**Exercise description:** Only lines holding "label" are wanted; copy each of them from the records below.

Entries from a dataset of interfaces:
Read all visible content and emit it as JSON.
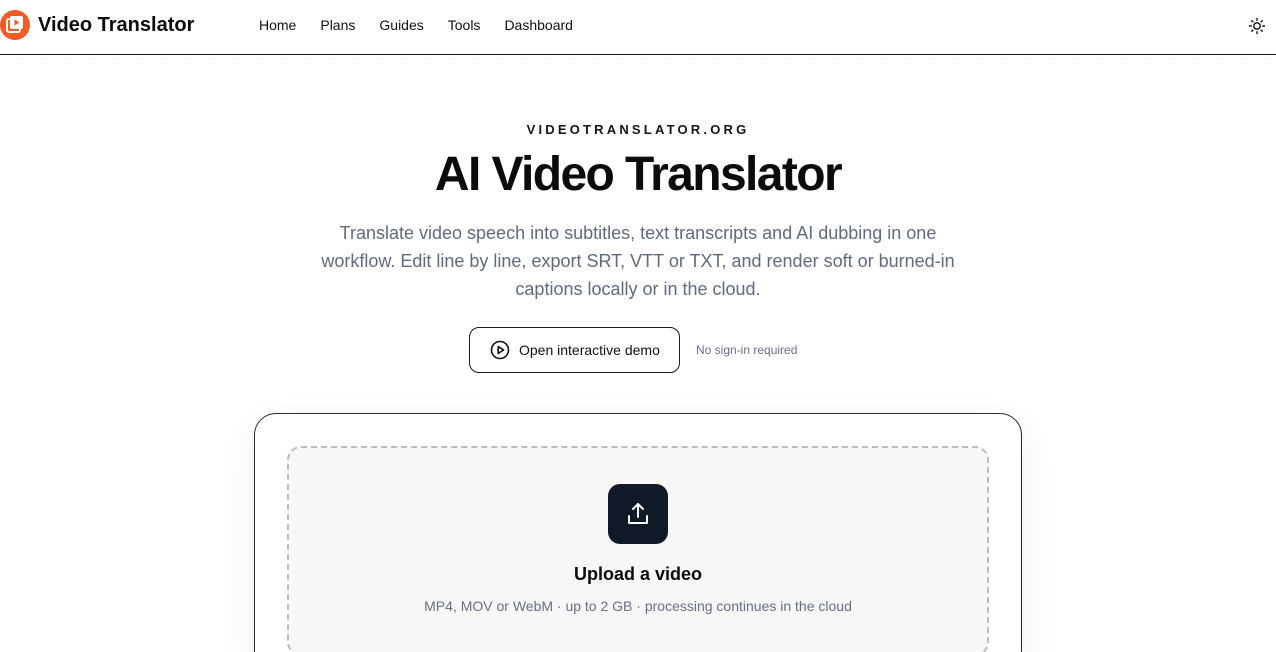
{
  "header": {
    "brand": "Video Translator",
    "nav": [
      {
        "label": "Home"
      },
      {
        "label": "Plans"
      },
      {
        "label": "Guides"
      },
      {
        "label": "Tools"
      },
      {
        "label": "Dashboard"
      }
    ],
    "theme_icon": "sun-icon",
    "logo_icon": "video-play-logo-icon"
  },
  "hero": {
    "kicker": "VIDEOTRANSLATOR.ORG",
    "title": "AI Video Translator",
    "subtitle": "Translate video speech into subtitles, text transcripts and AI dubbing in one workflow. Edit line by line, export SRT, VTT or TXT, and render soft or burned-in captions locally or in the cloud.",
    "demo_button": {
      "label": "Open interactive demo",
      "icon": "play-circle-icon"
    },
    "demo_note": "No sign-in required"
  },
  "upload": {
    "icon": "upload-icon",
    "title": "Upload a video",
    "subtitle": "MP4, MOV or WebM · up to 2 GB · processing continues in the cloud"
  },
  "colors": {
    "brand_accent": "#f25a28",
    "upload_icon_bg": "#111827",
    "muted_text": "#5f6b7e"
  }
}
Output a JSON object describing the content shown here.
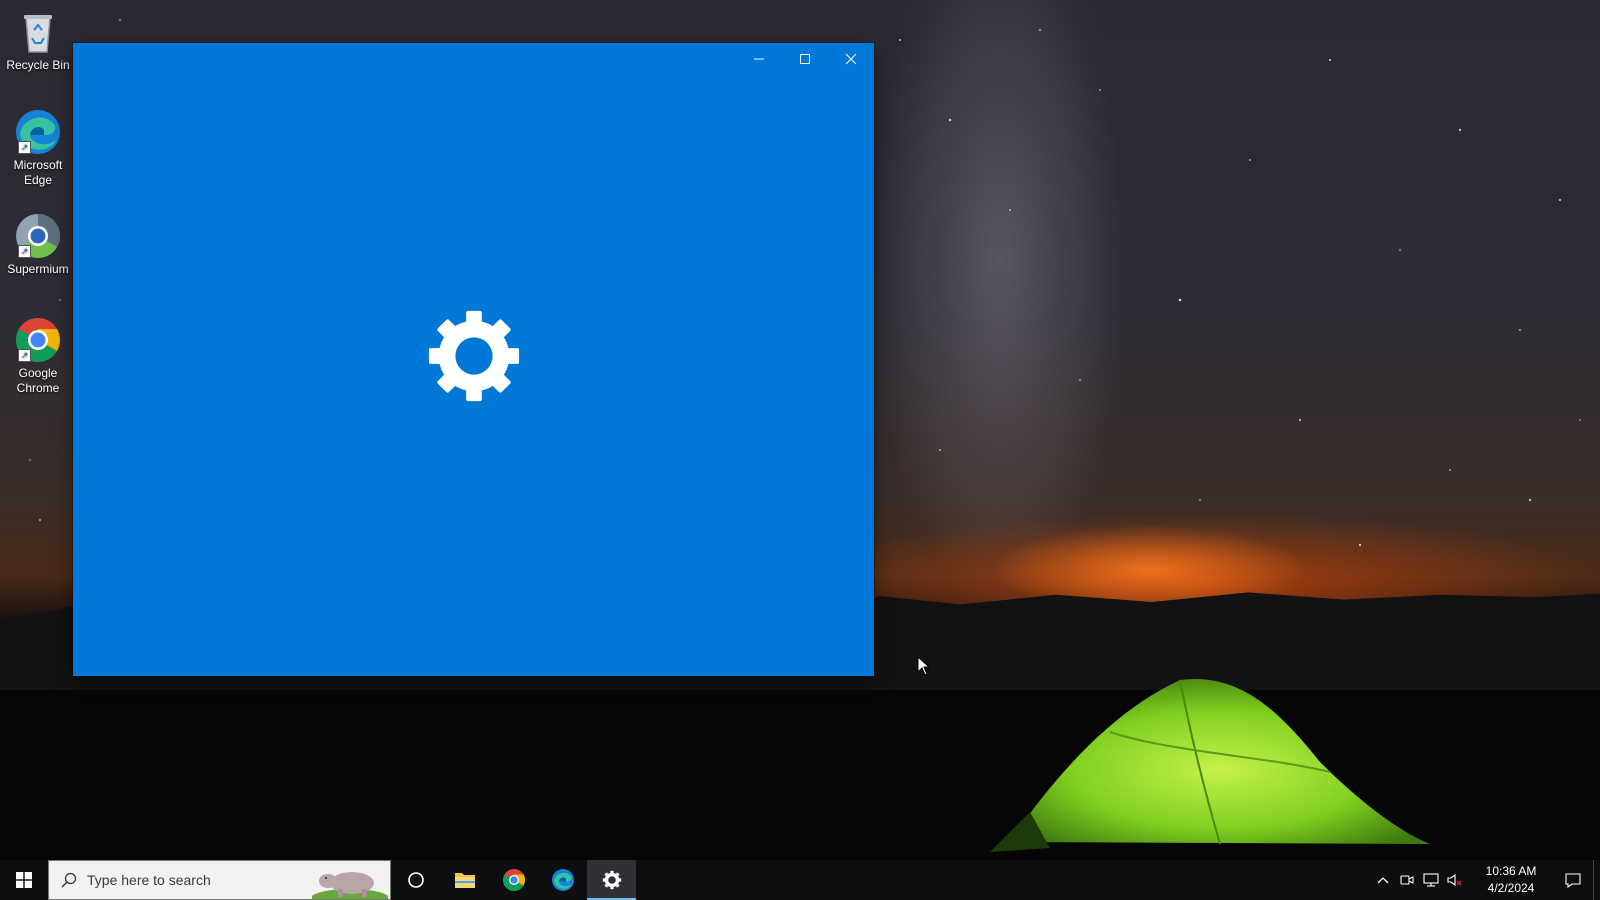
{
  "desktop": {
    "icons": [
      {
        "label": "Recycle Bin",
        "icon": "recycle-bin-icon"
      },
      {
        "label": "Microsoft Edge",
        "icon": "edge-icon"
      },
      {
        "label": "Supermium",
        "icon": "supermium-icon"
      },
      {
        "label": "Google Chrome",
        "icon": "chrome-icon"
      }
    ]
  },
  "window": {
    "app": "Settings",
    "splash_icon": "gear-icon",
    "background_color": "#0078d7",
    "controls": [
      "minimize-icon",
      "maximize-icon",
      "close-icon"
    ]
  },
  "taskbar": {
    "search_placeholder": "Type here to search",
    "apps": [
      "task-view-icon",
      "file-explorer-icon",
      "chrome-icon",
      "edge-icon",
      "settings-gear-icon"
    ],
    "active_app": "Settings",
    "clock": {
      "time": "10:36 AM",
      "date": "4/2/2024"
    },
    "tray_icons": [
      "chevron-up-icon",
      "meet-now-icon",
      "network-icon",
      "volume-muted-icon"
    ]
  }
}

**Exercise answer:**
        "label": "Home"
        "label": "Plans"
        "label": "Guides"
        "label": "Tools"
        "label": "Dashboard"
      "label": "Open interactive demo",
        "label": "Recycle Bin",
        "label": "Microsoft Edge",
        "label": "Supermium",
        "label": "Google Chrome",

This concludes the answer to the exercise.